Flaherty was drawn to people seemingly untouched by progress. Realities that did not cooperate with his romantic views were left out. For example, the Inuit people in his 1922 surprise hit Nanook of the North were far more connected to the modern world of Canadian commerce than the film suggested. As Seán Crosson of the Huston School of Film and Digital Media remarks in A Boatload of Wild Irishmen, a documentary about Flaherty, “[Flaherty] had clearly been influenced by the Irish literary revival of the late 19th century. But it’s possible life on Aran was never like that. Perhaps it only existed in Flaherty’s mind.” Often filmed from a low angle, the characters tower into the sky, idealized peasants, like “workers” in a Soviet propaganda poster. When the Man swings a mallet over his head to crush rocks in the fields, his moves are punctuated with dramatic chords in the score by John Greenwood. He becomes an iconic representation of man in his natural state.

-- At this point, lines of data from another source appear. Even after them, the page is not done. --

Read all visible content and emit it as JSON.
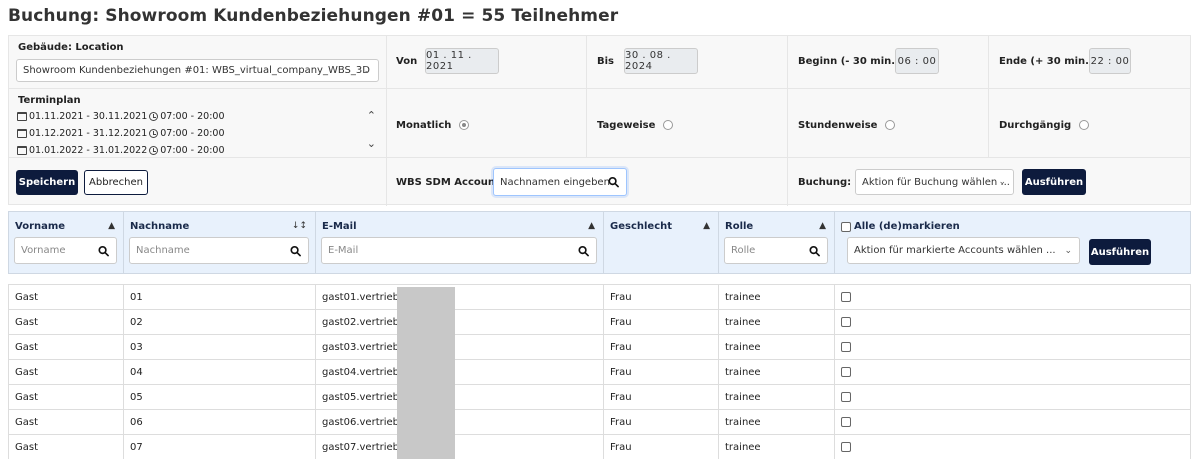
{
  "page": {
    "title": "Buchung: Showroom Kundenbeziehungen #01 = 55 Teilnehmer"
  },
  "form": {
    "location_label": "Gebäude: Location",
    "location_value": "Showroom Kundenbeziehungen #01: WBS_virtual_company_WBS_3D",
    "von_label": "Von",
    "von_value": "01 . 11 . 2021",
    "bis_label": "Bis",
    "bis_value": "30 . 08 . 2024",
    "beginn_label": "Beginn (- 30 min.)",
    "beginn_value": "06 : 00",
    "ende_label": "Ende (+ 30 min.)",
    "ende_value": "22 : 00",
    "terminplan_label": "Terminplan",
    "terminplan": [
      {
        "dates": "01.11.2021 - 30.11.2021",
        "time": "07:00 - 20:00"
      },
      {
        "dates": "01.12.2021 - 31.12.2021",
        "time": "07:00 - 20:00"
      },
      {
        "dates": "01.01.2022 - 31.01.2022",
        "time": "07:00 - 20:00"
      }
    ],
    "radios": {
      "monatlich": "Monatlich",
      "tageweise": "Tageweise",
      "stundenweise": "Stundenweise",
      "durchgaengig": "Durchgängig"
    },
    "save_label": "Speichern",
    "cancel_label": "Abbrechen",
    "account_label": "WBS SDM Account",
    "account_value": "Nachnamen eingeben",
    "buchung_label": "Buchung:",
    "buchung_select": "Aktion für Buchung wählen ...",
    "buchung_execute": "Ausführen"
  },
  "table": {
    "headers": {
      "vorname": "Vorname",
      "nachname": "Nachname",
      "email": "E-Mail",
      "geschlecht": "Geschlecht",
      "rolle": "Rolle",
      "select_all": "Alle (de)markieren"
    },
    "filters": {
      "vorname": "Vorname",
      "nachname": "Nachname",
      "email": "E-Mail",
      "rolle": "Rolle",
      "action": "Aktion für markierte Accounts wählen ...",
      "execute": "Ausführen"
    },
    "rows": [
      {
        "vorname": "Gast",
        "nachname": "01",
        "email": "gast01.vertrieb@",
        "geschlecht": "Frau",
        "rolle": "trainee"
      },
      {
        "vorname": "Gast",
        "nachname": "02",
        "email": "gast02.vertrieb@",
        "geschlecht": "Frau",
        "rolle": "trainee"
      },
      {
        "vorname": "Gast",
        "nachname": "03",
        "email": "gast03.vertrieb@",
        "geschlecht": "Frau",
        "rolle": "trainee"
      },
      {
        "vorname": "Gast",
        "nachname": "04",
        "email": "gast04.vertrieb@",
        "geschlecht": "Frau",
        "rolle": "trainee"
      },
      {
        "vorname": "Gast",
        "nachname": "05",
        "email": "gast05.vertrieb@",
        "geschlecht": "Frau",
        "rolle": "trainee"
      },
      {
        "vorname": "Gast",
        "nachname": "06",
        "email": "gast06.vertrieb@",
        "geschlecht": "Frau",
        "rolle": "trainee"
      },
      {
        "vorname": "Gast",
        "nachname": "07",
        "email": "gast07.vertrieb@",
        "geschlecht": "Frau",
        "rolle": "trainee"
      }
    ]
  },
  "icons": {
    "search": "search-icon",
    "chevron": "chevron-down-icon",
    "calendar": "calendar-icon",
    "clock": "clock-icon",
    "sort": "sort-icon"
  },
  "colors": {
    "primary": "#0d1b3d",
    "header_bg": "#e8f1fc",
    "panel_bg": "#f8f8f8"
  }
}
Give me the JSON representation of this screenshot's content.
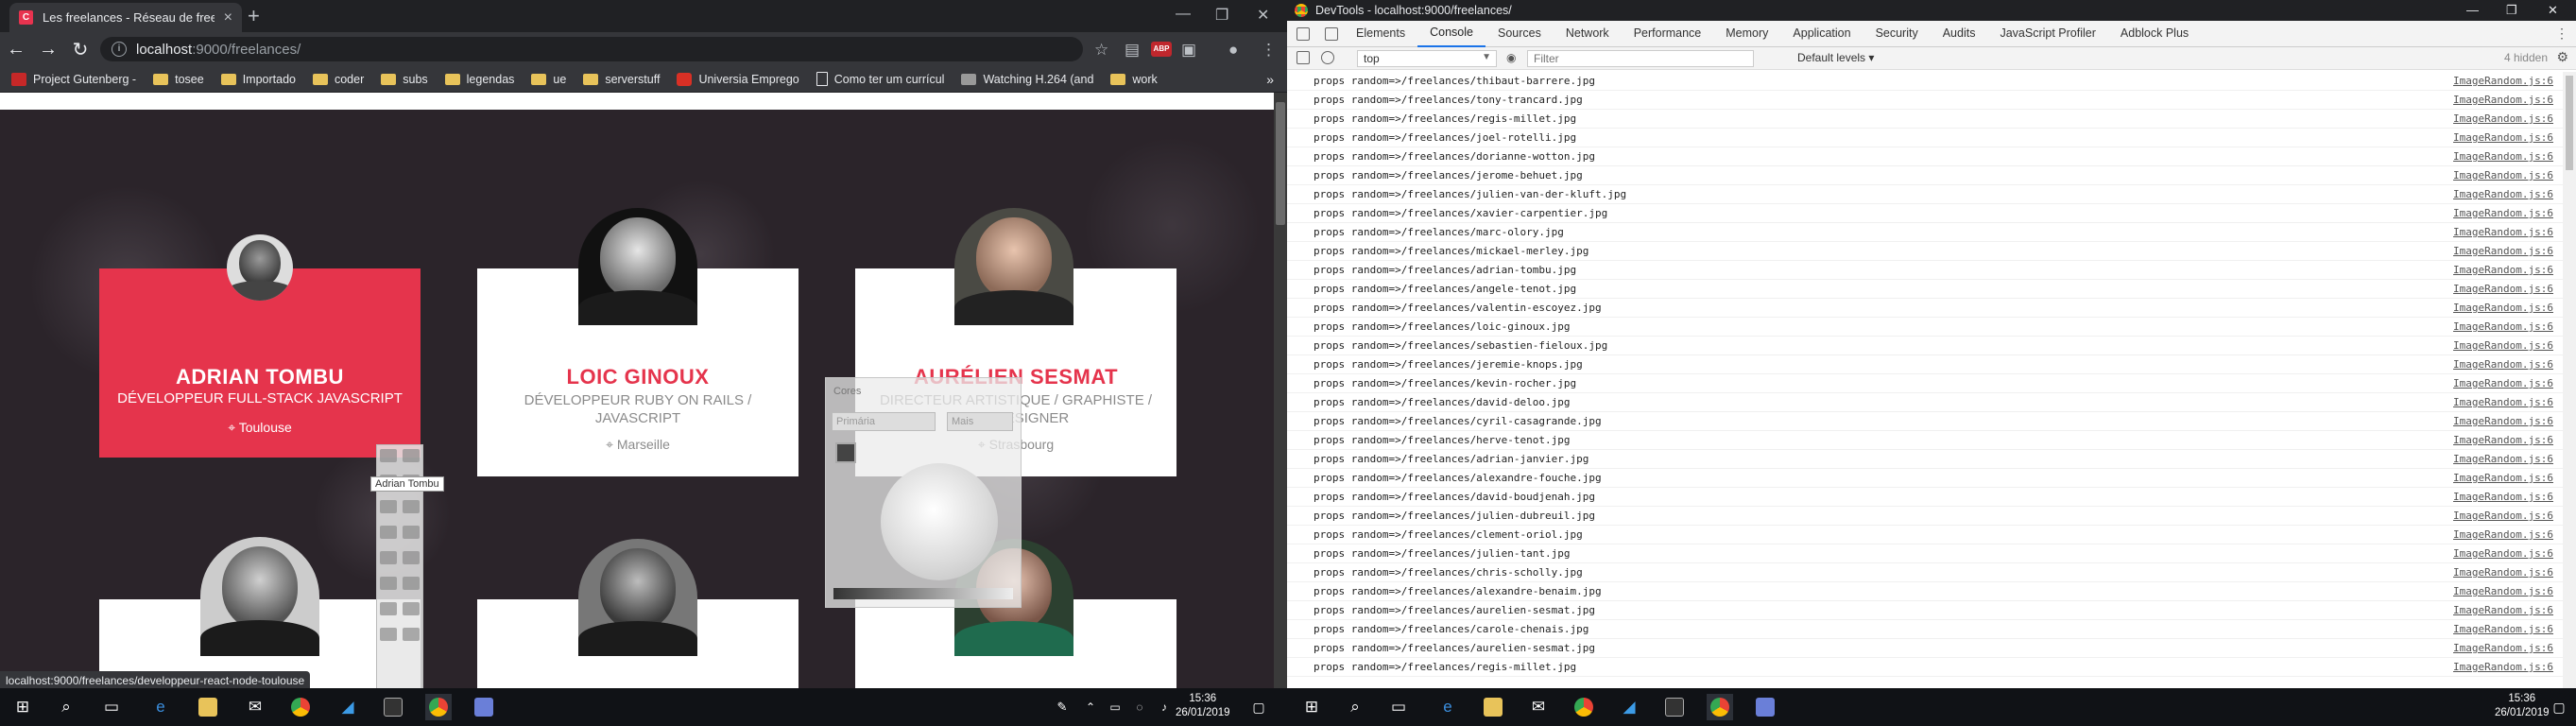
{
  "browser": {
    "tab_title": "Les freelances - Réseau de freelances",
    "tab_close": "×",
    "new_tab": "+",
    "url_host": "localhost",
    "url_rest": ":9000/freelances/",
    "bookmarks": [
      {
        "label": "Project Gutenberg -",
        "icon": "gutenberg-icon"
      },
      {
        "label": "tosee",
        "icon": "folder-icon"
      },
      {
        "label": "Importado",
        "icon": "folder-icon"
      },
      {
        "label": "coder",
        "icon": "folder-icon"
      },
      {
        "label": "subs",
        "icon": "folder-icon"
      },
      {
        "label": "legendas",
        "icon": "folder-icon"
      },
      {
        "label": "ue",
        "icon": "folder-icon"
      },
      {
        "label": "serverstuff",
        "icon": "folder-icon"
      },
      {
        "label": "Universia Emprego",
        "icon": "universia-icon"
      },
      {
        "label": "Como ter um currícul",
        "icon": "doc-icon"
      },
      {
        "label": "Watching H.264 (and",
        "icon": "video-icon"
      },
      {
        "label": "work",
        "icon": "folder-icon"
      }
    ],
    "bookmarks_more": "»",
    "abp_label": "ABP",
    "status_url": "localhost:9000/freelances/developpeur-react-node-toulouse"
  },
  "cards": [
    {
      "name": "ADRIAN TOMBU",
      "role": "DÉVELOPPEUR FULL-STACK JAVASCRIPT",
      "location": "Toulouse"
    },
    {
      "name": "LOIC GINOUX",
      "role": "DÉVELOPPEUR RUBY ON RAILS / JAVASCRIPT",
      "location": "Marseille"
    },
    {
      "name": "AURÉLIEN SESMAT",
      "role": "DIRECTEUR ARTISTIQUE / GRAPHISTE / WEBDESIGNER",
      "location": "Strasbourg"
    }
  ],
  "overlays": {
    "tooltip": "Adrian Tombu",
    "colors_label": "Cores",
    "colors_primary": "Primária",
    "colors_more": "Mais"
  },
  "devtools": {
    "title": "DevTools - localhost:9000/freelances/",
    "tabs": [
      "Elements",
      "Console",
      "Sources",
      "Network",
      "Performance",
      "Memory",
      "Application",
      "Security",
      "Audits",
      "JavaScript Profiler",
      "Adblock Plus"
    ],
    "active_tab": "Console",
    "context": "top",
    "filter_placeholder": "Filter",
    "levels": "Default levels",
    "hidden": "4 hidden",
    "log_source": "ImageRandom.js:6",
    "logs": [
      "props random=>/freelances/thibaut-barrere.jpg",
      "props random=>/freelances/tony-trancard.jpg",
      "props random=>/freelances/regis-millet.jpg",
      "props random=>/freelances/joel-rotelli.jpg",
      "props random=>/freelances/dorianne-wotton.jpg",
      "props random=>/freelances/jerome-behuet.jpg",
      "props random=>/freelances/julien-van-der-kluft.jpg",
      "props random=>/freelances/xavier-carpentier.jpg",
      "props random=>/freelances/marc-olory.jpg",
      "props random=>/freelances/mickael-merley.jpg",
      "props random=>/freelances/adrian-tombu.jpg",
      "props random=>/freelances/angele-tenot.jpg",
      "props random=>/freelances/valentin-escoyez.jpg",
      "props random=>/freelances/loic-ginoux.jpg",
      "props random=>/freelances/sebastien-fieloux.jpg",
      "props random=>/freelances/jeremie-knops.jpg",
      "props random=>/freelances/kevin-rocher.jpg",
      "props random=>/freelances/david-deloo.jpg",
      "props random=>/freelances/cyril-casagrande.jpg",
      "props random=>/freelances/herve-tenot.jpg",
      "props random=>/freelances/adrian-janvier.jpg",
      "props random=>/freelances/alexandre-fouche.jpg",
      "props random=>/freelances/david-boudjenah.jpg",
      "props random=>/freelances/julien-dubreuil.jpg",
      "props random=>/freelances/clement-oriol.jpg",
      "props random=>/freelances/julien-tant.jpg",
      "props random=>/freelances/chris-scholly.jpg",
      "props random=>/freelances/alexandre-benaim.jpg",
      "props random=>/freelances/aurelien-sesmat.jpg",
      "props random=>/freelances/carole-chenais.jpg",
      "props random=>/freelances/aurelien-sesmat.jpg",
      "props random=>/freelances/regis-millet.jpg"
    ]
  },
  "taskbar": {
    "time_left": "15:36",
    "date_left": "26/01/2019",
    "time_right": "15:36",
    "date_right": "26/01/2019"
  }
}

The most controversial sequence in Man of Aran, argued about to this day, is the shark hunt. As historians have pointed out, shark hunting hadn’t been done by the islanders for generations, since shark oil was transported to the islands from the mainland, and Flaherty had to bring people in to teach the Irishmen how to do it. The observer changes the observed, and this is very much the case in Flaherty’s work. In 1976, an Irish television crew tracked down Colman King, then living in England. When asked about Man of Aran, King said, “I knew very well it was bullshit.” The shark hunt is followed by a sequence where the men row home in the teeth of a storm, the currach buffeted by the waves. It was as dangerous as it looks. In a 1937 letter to producer Alexander Korda, while filming Elephant Boy in India, Flaherty defended himself from accusations of putting at risk the people in his films, adding, “I have already been accused of trying to drown a boatload of wild Irishmen on Aran!” Much later Flaherty said of the scene, “I should have been shot for what I asked these superb people to do for the film, for the enormous risks I exposed them to.” Maggie Dirrane almost drowned, and at one point the men have to drag her out of the water by her hair.

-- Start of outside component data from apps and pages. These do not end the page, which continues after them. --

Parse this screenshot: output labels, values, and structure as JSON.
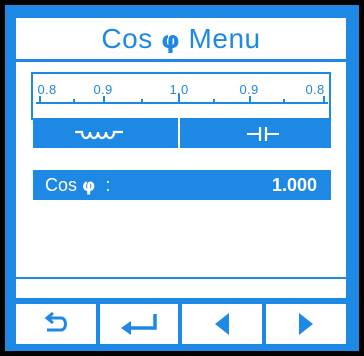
{
  "menu": {
    "title_text": "Cos",
    "title_symbol": "φ",
    "title_suffix": "Menu"
  },
  "scale": {
    "labels": [
      "0.8",
      "0.9",
      "1.0",
      "0.9",
      "0.8"
    ],
    "left_icon": "inductive-coil-icon",
    "right_icon": "capacitor-icon",
    "needle_value": 1.0
  },
  "readout": {
    "label_text": "Cos",
    "label_symbol": "φ",
    "label_colon": ":",
    "value": "1.000"
  },
  "buttons": [
    {
      "icon": "back-arrow-icon"
    },
    {
      "icon": "enter-icon"
    },
    {
      "icon": "left-triangle-icon"
    },
    {
      "icon": "right-triangle-icon"
    }
  ],
  "colors": {
    "accent": "#1e88e5",
    "background": "#ffffff",
    "bezel": "#000000"
  }
}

What Flaherty chose to exclude is eloquent of his purpose. The characters don’t gather together with others for music, dance and storytelling, essential parts of Irish rural life. There’s no religion in sight, even though the islands are hugely important in Irish Catholicism. (Saint Enda established a monastery on Inishmore in the late fifth century, generally thought to be the first of its kind.) Showing the family attending a dance or headed out to mass would ruin Flaherty’s vision of a pre-modern people. Man of Aran was shot as a silent, with dialogue dubbed in later, but Flaherty had his “actors” speak in English, not in Irish. The Irish language was suppressed, yet again. (In 1935 Flaherty directed a second Irish film, Oidhche Sheanchais, showing Seáinín Tom Ó Dioráin, a seanchaí—a storyteller and keeper of the Gaelic oral tradition—regaling a group of rapt listeners with a story. Everyone speaks in Irish in the film, making Oidhche Sheanchais the first Irish-language sync sound film. Thought lost for over 70 years, 15 minutes of a nitrate print was discovered in 2012 at Harvard, and can be seen on YouTube.)

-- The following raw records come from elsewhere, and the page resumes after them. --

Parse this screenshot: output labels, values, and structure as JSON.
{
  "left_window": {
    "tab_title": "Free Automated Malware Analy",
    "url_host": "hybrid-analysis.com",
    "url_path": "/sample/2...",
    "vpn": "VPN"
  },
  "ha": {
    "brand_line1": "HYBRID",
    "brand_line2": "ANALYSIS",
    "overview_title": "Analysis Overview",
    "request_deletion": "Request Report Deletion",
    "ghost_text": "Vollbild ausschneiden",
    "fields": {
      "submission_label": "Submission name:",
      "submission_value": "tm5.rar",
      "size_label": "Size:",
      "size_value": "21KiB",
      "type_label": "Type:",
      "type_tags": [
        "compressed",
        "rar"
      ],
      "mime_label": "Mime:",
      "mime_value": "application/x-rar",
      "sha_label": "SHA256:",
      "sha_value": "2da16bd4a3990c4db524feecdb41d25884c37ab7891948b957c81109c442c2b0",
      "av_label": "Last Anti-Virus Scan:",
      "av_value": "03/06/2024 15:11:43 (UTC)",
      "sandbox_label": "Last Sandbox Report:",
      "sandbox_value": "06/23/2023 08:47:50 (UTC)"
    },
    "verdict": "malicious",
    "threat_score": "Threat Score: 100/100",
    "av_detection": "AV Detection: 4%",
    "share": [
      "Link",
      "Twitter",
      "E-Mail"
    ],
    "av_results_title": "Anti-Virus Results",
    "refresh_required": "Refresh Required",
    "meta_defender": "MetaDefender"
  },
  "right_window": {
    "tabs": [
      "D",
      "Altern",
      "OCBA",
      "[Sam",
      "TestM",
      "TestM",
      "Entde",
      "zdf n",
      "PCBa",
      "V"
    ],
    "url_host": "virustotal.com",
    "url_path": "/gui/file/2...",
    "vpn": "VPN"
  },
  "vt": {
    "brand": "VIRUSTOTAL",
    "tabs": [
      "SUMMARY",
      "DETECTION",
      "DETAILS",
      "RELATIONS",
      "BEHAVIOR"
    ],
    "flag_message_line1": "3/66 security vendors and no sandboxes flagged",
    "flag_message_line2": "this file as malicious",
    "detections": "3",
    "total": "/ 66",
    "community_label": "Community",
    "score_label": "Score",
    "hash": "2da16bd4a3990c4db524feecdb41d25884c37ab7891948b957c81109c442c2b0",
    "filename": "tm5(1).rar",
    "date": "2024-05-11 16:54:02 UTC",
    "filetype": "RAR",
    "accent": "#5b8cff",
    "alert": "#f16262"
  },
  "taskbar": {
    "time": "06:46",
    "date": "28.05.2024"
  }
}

Flaherty was not the first—nor the last—person to romanticize the Aran Islands. In James Joyce’s “The Dead,” when a woman chides Gabriel for vacationing in Europe instead of the Arans, Joyce (who left Ireland as soon as he could) lampoons the idea that the islands were somehow more authentic than other places. Recently, in his Aran Islands play trilogy, Martin McDonagh takes a different tougher tone (The Cripple of Inishmaan takes place during Flaherty’s time on the island, and depicts a disabled boy’s attempts to get a role in Man of Aran).

Flaherty’s reputation as the “father of documentary film” has been debated for 80 years, and his legacy is a mixed one, but in Man of Aran it’s Flaherty’s footage of the landscape that still shocks and stuns. The ferocity of the sea crashing against the sheer cliff faces, the towering geysers of foam, the pure wildness of it all—none of this is an exaggeration or a fiction.

Sheila O’Malley is a regular film critic for and other outlets including The Criterion Collection. Her blog is The Sheila Variations.